**The task:**
Repeat the records verbatim and leave the pictures out of your copy.

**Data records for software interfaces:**
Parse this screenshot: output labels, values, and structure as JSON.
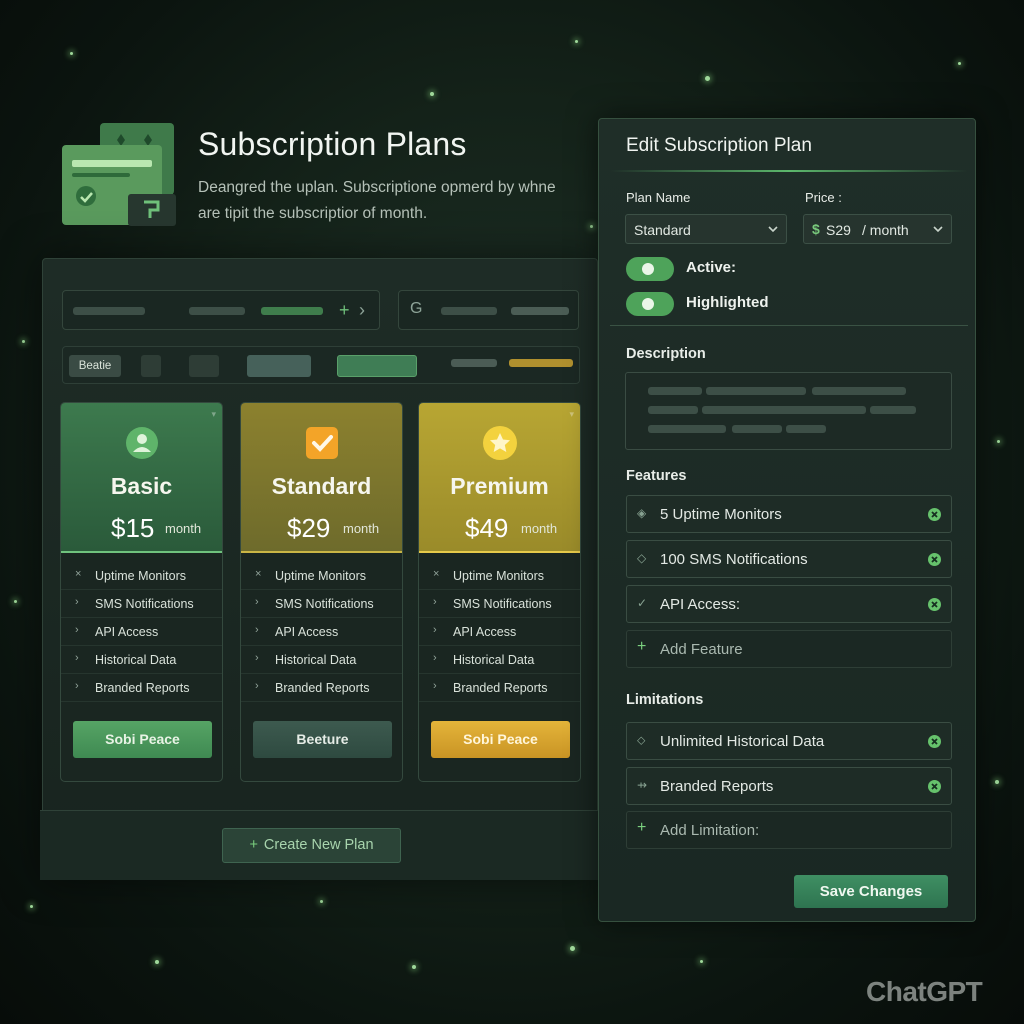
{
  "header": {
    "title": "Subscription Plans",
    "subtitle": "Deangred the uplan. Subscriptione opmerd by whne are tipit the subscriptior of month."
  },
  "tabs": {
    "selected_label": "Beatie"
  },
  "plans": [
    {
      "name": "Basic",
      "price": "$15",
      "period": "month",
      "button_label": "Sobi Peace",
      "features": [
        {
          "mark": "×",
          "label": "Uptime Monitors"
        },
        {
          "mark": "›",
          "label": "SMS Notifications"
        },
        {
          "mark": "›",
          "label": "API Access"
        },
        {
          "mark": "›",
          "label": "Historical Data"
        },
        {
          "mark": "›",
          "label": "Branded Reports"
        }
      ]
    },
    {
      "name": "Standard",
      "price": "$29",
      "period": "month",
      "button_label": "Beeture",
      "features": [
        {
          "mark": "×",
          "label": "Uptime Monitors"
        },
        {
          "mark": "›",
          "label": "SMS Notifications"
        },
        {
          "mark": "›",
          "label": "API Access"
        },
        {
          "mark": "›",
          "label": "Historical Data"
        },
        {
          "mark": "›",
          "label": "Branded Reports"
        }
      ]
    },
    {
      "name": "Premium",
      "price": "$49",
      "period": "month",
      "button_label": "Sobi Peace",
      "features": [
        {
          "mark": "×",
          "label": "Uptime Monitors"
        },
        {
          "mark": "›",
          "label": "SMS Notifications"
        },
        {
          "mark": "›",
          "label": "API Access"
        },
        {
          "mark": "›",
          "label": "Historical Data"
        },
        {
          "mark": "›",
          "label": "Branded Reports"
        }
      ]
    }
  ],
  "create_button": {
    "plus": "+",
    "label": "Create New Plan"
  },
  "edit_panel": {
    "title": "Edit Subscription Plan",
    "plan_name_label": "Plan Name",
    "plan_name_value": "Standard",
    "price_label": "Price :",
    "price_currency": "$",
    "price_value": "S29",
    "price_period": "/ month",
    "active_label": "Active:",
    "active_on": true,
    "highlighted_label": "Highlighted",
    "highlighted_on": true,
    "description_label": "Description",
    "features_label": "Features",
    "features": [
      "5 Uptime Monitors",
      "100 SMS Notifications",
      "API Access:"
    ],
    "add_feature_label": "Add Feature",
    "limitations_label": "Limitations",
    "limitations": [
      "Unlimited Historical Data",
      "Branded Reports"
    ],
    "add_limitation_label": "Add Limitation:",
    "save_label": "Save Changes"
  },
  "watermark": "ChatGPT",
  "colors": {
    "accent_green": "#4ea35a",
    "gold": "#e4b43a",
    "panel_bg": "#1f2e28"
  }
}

**Output below:**
Parse this screenshot: output labels, values, and structure as JSON.
{
  "header": {
    "title": "Subscription Plans",
    "subtitle": "Deangred the uplan. Subscriptione opmerd by whne are tipit the subscriptior of month."
  },
  "tabs": {
    "selected_label": "Beatie"
  },
  "plans": [
    {
      "name": "Basic",
      "price": "$15",
      "period": "month",
      "button_label": "Sobi Peace",
      "features": [
        {
          "mark": "×",
          "label": "Uptime Monitors"
        },
        {
          "mark": "›",
          "label": "SMS Notifications"
        },
        {
          "mark": "›",
          "label": "API Access"
        },
        {
          "mark": "›",
          "label": "Historical Data"
        },
        {
          "mark": "›",
          "label": "Branded Reports"
        }
      ]
    },
    {
      "name": "Standard",
      "price": "$29",
      "period": "month",
      "button_label": "Beeture",
      "features": [
        {
          "mark": "×",
          "label": "Uptime Monitors"
        },
        {
          "mark": "›",
          "label": "SMS Notifications"
        },
        {
          "mark": "›",
          "label": "API Access"
        },
        {
          "mark": "›",
          "label": "Historical Data"
        },
        {
          "mark": "›",
          "label": "Branded Reports"
        }
      ]
    },
    {
      "name": "Premium",
      "price": "$49",
      "period": "month",
      "button_label": "Sobi Peace",
      "features": [
        {
          "mark": "×",
          "label": "Uptime Monitors"
        },
        {
          "mark": "›",
          "label": "SMS Notifications"
        },
        {
          "mark": "›",
          "label": "API Access"
        },
        {
          "mark": "›",
          "label": "Historical Data"
        },
        {
          "mark": "›",
          "label": "Branded Reports"
        }
      ]
    }
  ],
  "create_button": {
    "plus": "+",
    "label": "Create New Plan"
  },
  "edit_panel": {
    "title": "Edit Subscription Plan",
    "plan_name_label": "Plan Name",
    "plan_name_value": "Standard",
    "price_label": "Price :",
    "price_currency": "$",
    "price_value": "S29",
    "price_period": "/ month",
    "active_label": "Active:",
    "active_on": true,
    "highlighted_label": "Highlighted",
    "highlighted_on": true,
    "description_label": "Description",
    "features_label": "Features",
    "features": [
      "5 Uptime Monitors",
      "100 SMS Notifications",
      "API Access:"
    ],
    "add_feature_label": "Add Feature",
    "limitations_label": "Limitations",
    "limitations": [
      "Unlimited Historical Data",
      "Branded Reports"
    ],
    "add_limitation_label": "Add Limitation:",
    "save_label": "Save Changes"
  },
  "watermark": "ChatGPT",
  "colors": {
    "accent_green": "#4ea35a",
    "gold": "#e4b43a",
    "panel_bg": "#1f2e28"
  }
}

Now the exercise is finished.